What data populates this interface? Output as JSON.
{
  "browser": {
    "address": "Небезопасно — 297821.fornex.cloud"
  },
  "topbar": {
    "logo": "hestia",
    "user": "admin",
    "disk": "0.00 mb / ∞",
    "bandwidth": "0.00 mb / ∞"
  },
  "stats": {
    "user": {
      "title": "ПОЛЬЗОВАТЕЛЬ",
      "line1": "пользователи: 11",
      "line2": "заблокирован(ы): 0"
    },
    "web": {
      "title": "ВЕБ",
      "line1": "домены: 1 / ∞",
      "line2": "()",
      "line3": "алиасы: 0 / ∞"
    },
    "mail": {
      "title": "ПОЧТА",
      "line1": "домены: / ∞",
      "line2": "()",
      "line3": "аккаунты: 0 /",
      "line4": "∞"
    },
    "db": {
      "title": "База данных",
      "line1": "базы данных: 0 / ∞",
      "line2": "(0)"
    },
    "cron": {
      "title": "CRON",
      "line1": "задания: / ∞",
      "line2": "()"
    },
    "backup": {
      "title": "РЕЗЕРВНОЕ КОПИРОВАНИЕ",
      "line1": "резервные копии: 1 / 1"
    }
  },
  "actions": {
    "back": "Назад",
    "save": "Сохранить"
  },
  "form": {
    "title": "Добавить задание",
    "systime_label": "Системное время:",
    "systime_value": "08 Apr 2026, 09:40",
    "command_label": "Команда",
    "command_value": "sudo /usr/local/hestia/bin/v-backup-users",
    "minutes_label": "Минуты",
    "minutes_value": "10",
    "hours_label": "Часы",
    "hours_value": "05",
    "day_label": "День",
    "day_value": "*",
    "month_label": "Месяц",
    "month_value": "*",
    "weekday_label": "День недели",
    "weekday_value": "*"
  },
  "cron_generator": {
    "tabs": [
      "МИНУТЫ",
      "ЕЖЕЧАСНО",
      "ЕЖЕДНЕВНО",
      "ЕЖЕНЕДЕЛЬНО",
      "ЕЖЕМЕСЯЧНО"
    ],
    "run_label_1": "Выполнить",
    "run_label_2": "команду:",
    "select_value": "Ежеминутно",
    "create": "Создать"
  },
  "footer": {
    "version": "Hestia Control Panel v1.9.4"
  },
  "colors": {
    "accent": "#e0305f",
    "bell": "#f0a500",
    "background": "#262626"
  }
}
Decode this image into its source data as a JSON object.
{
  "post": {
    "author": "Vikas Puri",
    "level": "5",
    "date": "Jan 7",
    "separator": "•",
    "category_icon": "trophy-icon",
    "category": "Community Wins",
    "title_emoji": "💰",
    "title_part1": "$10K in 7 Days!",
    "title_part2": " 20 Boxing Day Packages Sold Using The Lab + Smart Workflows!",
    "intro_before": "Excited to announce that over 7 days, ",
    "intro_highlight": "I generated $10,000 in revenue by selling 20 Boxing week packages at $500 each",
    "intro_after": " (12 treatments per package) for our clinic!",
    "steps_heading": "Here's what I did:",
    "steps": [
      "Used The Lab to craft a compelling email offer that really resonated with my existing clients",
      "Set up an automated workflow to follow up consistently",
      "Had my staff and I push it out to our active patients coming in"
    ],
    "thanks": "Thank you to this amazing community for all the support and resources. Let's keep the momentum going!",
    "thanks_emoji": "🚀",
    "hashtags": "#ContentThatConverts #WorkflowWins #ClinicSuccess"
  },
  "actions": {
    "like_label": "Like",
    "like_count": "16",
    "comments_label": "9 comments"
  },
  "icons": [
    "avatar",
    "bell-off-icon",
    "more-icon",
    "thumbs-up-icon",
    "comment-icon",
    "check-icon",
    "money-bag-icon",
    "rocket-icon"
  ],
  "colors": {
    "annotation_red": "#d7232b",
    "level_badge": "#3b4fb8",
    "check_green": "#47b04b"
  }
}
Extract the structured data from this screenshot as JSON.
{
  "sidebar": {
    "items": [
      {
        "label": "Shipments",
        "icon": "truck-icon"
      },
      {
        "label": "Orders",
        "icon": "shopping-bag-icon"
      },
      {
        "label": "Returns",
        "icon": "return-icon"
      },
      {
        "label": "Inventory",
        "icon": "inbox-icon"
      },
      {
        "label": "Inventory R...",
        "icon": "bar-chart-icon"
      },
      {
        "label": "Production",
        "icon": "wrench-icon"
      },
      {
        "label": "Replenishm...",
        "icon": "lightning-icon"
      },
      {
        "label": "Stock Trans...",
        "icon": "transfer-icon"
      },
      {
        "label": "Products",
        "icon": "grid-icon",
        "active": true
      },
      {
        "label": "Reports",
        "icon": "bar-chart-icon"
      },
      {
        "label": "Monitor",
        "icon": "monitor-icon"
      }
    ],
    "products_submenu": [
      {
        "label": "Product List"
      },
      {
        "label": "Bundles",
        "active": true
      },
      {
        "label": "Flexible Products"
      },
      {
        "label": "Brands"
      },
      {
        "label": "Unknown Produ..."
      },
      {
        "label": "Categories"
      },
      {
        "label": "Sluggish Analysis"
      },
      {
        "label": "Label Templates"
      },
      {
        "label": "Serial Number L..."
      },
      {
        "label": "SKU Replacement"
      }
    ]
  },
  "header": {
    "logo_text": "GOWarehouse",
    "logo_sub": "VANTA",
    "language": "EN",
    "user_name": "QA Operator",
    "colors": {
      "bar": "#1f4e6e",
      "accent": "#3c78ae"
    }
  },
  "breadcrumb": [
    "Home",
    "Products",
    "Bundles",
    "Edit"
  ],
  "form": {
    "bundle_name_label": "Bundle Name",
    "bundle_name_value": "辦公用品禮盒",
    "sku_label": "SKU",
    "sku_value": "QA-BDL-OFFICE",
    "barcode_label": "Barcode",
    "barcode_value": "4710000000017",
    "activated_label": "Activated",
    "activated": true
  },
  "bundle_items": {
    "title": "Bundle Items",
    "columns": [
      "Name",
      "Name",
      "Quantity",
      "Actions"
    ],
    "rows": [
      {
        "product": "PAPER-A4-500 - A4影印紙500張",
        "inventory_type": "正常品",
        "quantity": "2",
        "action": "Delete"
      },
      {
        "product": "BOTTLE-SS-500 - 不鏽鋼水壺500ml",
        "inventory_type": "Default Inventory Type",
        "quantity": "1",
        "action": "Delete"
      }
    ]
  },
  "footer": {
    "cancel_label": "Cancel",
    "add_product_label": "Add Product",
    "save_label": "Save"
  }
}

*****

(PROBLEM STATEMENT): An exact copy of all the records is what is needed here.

(ANSWER BELOW):
What data populates this interface? Output as JSON.
{
  "browser": {
    "address": "Небезопасно — 297821.fornex.cloud"
  },
  "topbar": {
    "logo": "hestia",
    "user": "admin",
    "disk": "0.00 mb / ∞",
    "bandwidth": "0.00 mb / ∞"
  },
  "stats": {
    "user": {
      "title": "ПОЛЬЗОВАТЕЛЬ",
      "line1": "пользователи: 11",
      "line2": "заблокирован(ы): 0"
    },
    "web": {
      "title": "ВЕБ",
      "line1": "домены: 1 / ∞",
      "line2": "()",
      "line3": "алиасы: 0 / ∞"
    },
    "mail": {
      "title": "ПОЧТА",
      "line1": "домены: / ∞",
      "line2": "()",
      "line3": "аккаунты: 0 /",
      "line4": "∞"
    },
    "db": {
      "title": "База данных",
      "line1": "базы данных: 0 / ∞",
      "line2": "(0)"
    },
    "cron": {
      "title": "CRON",
      "line1": "задания: / ∞",
      "line2": "()"
    },
    "backup": {
      "title": "РЕЗЕРВНОЕ КОПИРОВАНИЕ",
      "line1": "резервные копии: 1 / 1"
    }
  },
  "actions": {
    "back": "Назад",
    "save": "Сохранить"
  },
  "form": {
    "title": "Добавить задание",
    "systime_label": "Системное время:",
    "systime_value": "08 Apr 2026, 09:40",
    "command_label": "Команда",
    "command_value": "sudo /usr/local/hestia/bin/v-backup-users",
    "minutes_label": "Минуты",
    "minutes_value": "10",
    "hours_label": "Часы",
    "hours_value": "05",
    "day_label": "День",
    "day_value": "*",
    "month_label": "Месяц",
    "month_value": "*",
    "weekday_label": "День недели",
    "weekday_value": "*"
  },
  "cron_generator": {
    "tabs": [
      "МИНУТЫ",
      "ЕЖЕЧАСНО",
      "ЕЖЕДНЕВНО",
      "ЕЖЕНЕДЕЛЬНО",
      "ЕЖЕМЕСЯЧНО"
    ],
    "run_label_1": "Выполнить",
    "run_label_2": "команду:",
    "select_value": "Ежеминутно",
    "create": "Создать"
  },
  "footer": {
    "version": "Hestia Control Panel v1.9.4"
  },
  "colors": {
    "accent": "#e0305f",
    "bell": "#f0a500",
    "background": "#262626"
  }
}
Decode this image into its source data as a JSON object.
{
  "post": {
    "author": "Vikas Puri",
    "level": "5",
    "date": "Jan 7",
    "separator": "•",
    "category_icon": "trophy-icon",
    "category": "Community Wins",
    "title_emoji": "💰",
    "title_part1": "$10K in 7 Days!",
    "title_part2": " 20 Boxing Day Packages Sold Using The Lab + Smart Workflows!",
    "intro_before": "Excited to announce that over 7 days, ",
    "intro_highlight": "I generated $10,000 in revenue by selling 20 Boxing week packages at $500 each",
    "intro_after": " (12 treatments per package) for our clinic!",
    "steps_heading": "Here's what I did:",
    "steps": [
      "Used The Lab to craft a compelling email offer that really resonated with my existing clients",
      "Set up an automated workflow to follow up consistently",
      "Had my staff and I push it out to our active patients coming in"
    ],
    "thanks": "Thank you to this amazing community for all the support and resources. Let's keep the momentum going!",
    "thanks_emoji": "🚀",
    "hashtags": "#ContentThatConverts #WorkflowWins #ClinicSuccess"
  },
  "actions": {
    "like_label": "Like",
    "like_count": "16",
    "comments_label": "9 comments"
  },
  "icons": [
    "avatar",
    "bell-off-icon",
    "more-icon",
    "thumbs-up-icon",
    "comment-icon",
    "check-icon",
    "money-bag-icon",
    "rocket-icon"
  ],
  "colors": {
    "annotation_red": "#d7232b",
    "level_badge": "#3b4fb8",
    "check_green": "#47b04b"
  }
}
Extract the structured data from this screenshot as JSON.
{
  "sidebar": {
    "items": [
      {
        "label": "Shipments",
        "icon": "truck-icon"
      },
      {
        "label": "Orders",
        "icon": "shopping-bag-icon"
      },
      {
        "label": "Returns",
        "icon": "return-icon"
      },
      {
        "label": "Inventory",
        "icon": "inbox-icon"
      },
      {
        "label": "Inventory R...",
        "icon": "bar-chart-icon"
      },
      {
        "label": "Production",
        "icon": "wrench-icon"
      },
      {
        "label": "Replenishm...",
        "icon": "lightning-icon"
      },
      {
        "label": "Stock Trans...",
        "icon": "transfer-icon"
      },
      {
        "label": "Products",
        "icon": "grid-icon",
        "active": true
      },
      {
        "label": "Reports",
        "icon": "bar-chart-icon"
      },
      {
        "label": "Monitor",
        "icon": "monitor-icon"
      }
    ],
    "products_submenu": [
      {
        "label": "Product List"
      },
      {
        "label": "Bundles",
        "active": true
      },
      {
        "label": "Flexible Products"
      },
      {
        "label": "Brands"
      },
      {
        "label": "Unknown Produ..."
      },
      {
        "label": "Categories"
      },
      {
        "label": "Sluggish Analysis"
      },
      {
        "label": "Label Templates"
      },
      {
        "label": "Serial Number L..."
      },
      {
        "label": "SKU Replacement"
      }
    ]
  },
  "header": {
    "logo_text": "GOWarehouse",
    "logo_sub": "VANTA",
    "language": "EN",
    "user_name": "QA Operator",
    "colors": {
      "bar": "#1f4e6e",
      "accent": "#3c78ae"
    }
  },
  "breadcrumb": [
    "Home",
    "Products",
    "Bundles",
    "Edit"
  ],
  "form": {
    "bundle_name_label": "Bundle Name",
    "bundle_name_value": "辦公用品禮盒",
    "sku_label": "SKU",
    "sku_value": "QA-BDL-OFFICE",
    "barcode_label": "Barcode",
    "barcode_value": "4710000000017",
    "activated_label": "Activated",
    "activated": true
  },
  "bundle_items": {
    "title": "Bundle Items",
    "columns": [
      "Name",
      "Name",
      "Quantity",
      "Actions"
    ],
    "rows": [
      {
        "product": "PAPER-A4-500 - A4影印紙500張",
        "inventory_type": "正常品",
        "quantity": "2",
        "action": "Delete"
      },
      {
        "product": "BOTTLE-SS-500 - 不鏽鋼水壺500ml",
        "inventory_type": "Default Inventory Type",
        "quantity": "1",
        "action": "Delete"
      }
    ]
  },
  "footer": {
    "cancel_label": "Cancel",
    "add_product_label": "Add Product",
    "save_label": "Save"
  }
}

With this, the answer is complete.